While research often focuses on the retirement bound individual or couple, few people live their lives with no outside influences. A parent’s desire to lighten a child’s burden could have a negative impact on the parent’s retirement security, and such altruism from older generations might indicate a willingness to accommodate Social Security reforms that might benefit the young more than those closer to retirement. Two recent MRRC projects looked at how family dynamics might affect retirement security.
For “Parents with an Unemployed Adult Child: Labor Supply, Consumption, and Savings Effects,” RAND researchers Kathryn Edwards and Jeffrey B. Wenger used Panel Study of Income Dynamics (PSID) data to investigate how older mothers adjusted their spending and savings when a child faced unemployment. In the PSID, 60 percent of the unemployment observed occurs before age 30. The median age a mother can expect to be when her adult child becomes unemployed is 55. Therefore, an adult child’s unemployment frequently comes right when Mom needs to focus on retirement.
The researchers divided the mothers into those younger than 62 years old (preretirement), those 62 to 70 (retirement window), and 70 years and older (retired). Children were required to have been working (not just having graduated from school, for example), and they had to maintain their own household. The researchers did not look at co-residence.
Edwards and Wenger confirmed that there were financial transfers to children. At any given time, the mothers sent about $270 a year to their child. This went up to $334 the year of the child’s unemployment.
Other findings when a child is unemployed:
- Preretirement mothers increased their employment by three and a half days to a mean of about 32 weeks per year.
- There was a very slight uptake in Social Security claiming for partnered women who hadn’t yet claimed by age 65.
- Food consumption dropped from an average of $11,000 a year by about $224 — with a larger drop for retired moms.
- Preretirement working mothers decreased their retirement savings from 0.7 percent of income to about 0.45 percent for that year.
- Retirement-window mothers increased savings by an average of 3.4 percent.
Edwards and Wenger’s study provides evidence that parents – mother’s at least – want to provide their adult children with a safety net. In their project, “Transfers, Bequests, and Human Capital Investment in Children over the Lifecycle,” Eric French (University College London), Andrew Hood (Institute for Fiscal Studies), and Cormac O’Dea (now at Yale University) try to understand how older generations’ altruism toward their children might impact Social Security reforms.
“There are lots of reforms [under consideration] whereby those near retirement might take a little bit of a cut to their benefits. If [parents] don’t care about their children or future generations, they’d be unwilling to accept those sorts of benefit cuts,” French said during the 2017 Retirement Research Consortium Meeting. “However, if individuals are very altruistic toward their children, that increases the scope of reforms that might benefit the young that the old would agree to as well.”
To better pin down altruism’s prevalence and effects, French and his co-authors built a long-term, over-lapping generations model that looks at transfers of time and money at multiple stages of the life cycle.

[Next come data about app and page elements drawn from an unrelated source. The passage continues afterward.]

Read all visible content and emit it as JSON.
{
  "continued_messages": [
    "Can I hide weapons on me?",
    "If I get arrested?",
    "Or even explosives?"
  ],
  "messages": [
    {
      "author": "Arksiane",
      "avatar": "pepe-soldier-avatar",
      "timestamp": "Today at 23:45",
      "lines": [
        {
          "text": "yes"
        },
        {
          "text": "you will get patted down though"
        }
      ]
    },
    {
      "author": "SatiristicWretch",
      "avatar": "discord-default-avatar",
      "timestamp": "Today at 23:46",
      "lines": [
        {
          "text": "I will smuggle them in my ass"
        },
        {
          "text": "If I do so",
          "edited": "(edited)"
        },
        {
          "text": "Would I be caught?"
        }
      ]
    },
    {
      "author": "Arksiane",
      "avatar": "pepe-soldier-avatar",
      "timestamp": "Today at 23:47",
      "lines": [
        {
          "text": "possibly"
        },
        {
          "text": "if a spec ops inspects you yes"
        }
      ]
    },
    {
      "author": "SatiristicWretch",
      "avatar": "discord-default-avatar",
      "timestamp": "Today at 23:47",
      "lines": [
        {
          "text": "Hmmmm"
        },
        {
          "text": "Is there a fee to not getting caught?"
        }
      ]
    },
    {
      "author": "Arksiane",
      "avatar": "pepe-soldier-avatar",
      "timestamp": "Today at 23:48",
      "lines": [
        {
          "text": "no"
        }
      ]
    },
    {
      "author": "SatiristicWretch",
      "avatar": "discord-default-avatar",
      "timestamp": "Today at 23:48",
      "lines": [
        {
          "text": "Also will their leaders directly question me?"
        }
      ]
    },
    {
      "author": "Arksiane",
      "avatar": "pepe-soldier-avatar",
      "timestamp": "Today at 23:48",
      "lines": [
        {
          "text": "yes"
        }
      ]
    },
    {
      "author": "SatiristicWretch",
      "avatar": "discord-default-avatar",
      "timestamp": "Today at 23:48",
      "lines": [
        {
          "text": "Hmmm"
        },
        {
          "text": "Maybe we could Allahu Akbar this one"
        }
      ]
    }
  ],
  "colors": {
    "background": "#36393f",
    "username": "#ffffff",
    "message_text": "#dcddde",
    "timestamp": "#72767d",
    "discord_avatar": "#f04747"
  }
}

The researchers used data from Britain’s National Child Development Study (NCDS), which, every seven years, collects children’s test scores and asks detailed questions on time investments during childhood (reading to/playing with child), educational investments (choosing residence based on school quality, interest in child’s classes), and as children age, their employment outcomes and parental cash investments of transfers and bequests. The authors then examined the effects of such investments on intergenerational correlations in education, income, and wealth.
The researchers found:
- Parental education is correlated with child’s educational attainment: 66 percent of children with a college-educated father attend college; 20 percent of children with low-education fathers attend college.
- Children with college-educated fathers inherit around $40,000 more than those with low-educated fathers.
- Average lifetime earnings for sons who have fathers with only compulsory education is approximately $951,000 compared to $1,156,000 for those with fathers with some post-compulsory school, and $1,327,000 for those with fathers with some college.
Parental time investments such as reading to and playing with children turn out to be predictive of a child’s ability and future success as well, with a one standard deviation increase in parental time spent with children at age 7 increasing normalized ability by 0.13 standard deviations at age 11.
Whether the parental altruism evidenced in these studies would translate to supporting Social Security reforms might need to be left to a future natural experiment.